◆ Your objective ◆
Among the records below, find the lines that contain "description" and copy each of them.
*** Opening of Records provided ***
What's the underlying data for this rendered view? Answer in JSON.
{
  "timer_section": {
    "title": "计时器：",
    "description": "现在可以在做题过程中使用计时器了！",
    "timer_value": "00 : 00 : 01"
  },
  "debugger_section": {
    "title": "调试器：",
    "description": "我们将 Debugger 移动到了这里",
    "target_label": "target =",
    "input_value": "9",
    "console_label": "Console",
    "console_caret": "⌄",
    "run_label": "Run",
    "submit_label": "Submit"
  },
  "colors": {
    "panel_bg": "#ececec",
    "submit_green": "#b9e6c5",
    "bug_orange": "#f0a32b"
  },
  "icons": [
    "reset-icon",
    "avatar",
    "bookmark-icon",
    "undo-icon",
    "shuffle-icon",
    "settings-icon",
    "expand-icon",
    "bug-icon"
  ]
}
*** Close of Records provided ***
◆ Your response ◆
    "description": "现在可以在做题过程中使用计时器了！",
    "description": "我们将 Debugger 移动到了这里",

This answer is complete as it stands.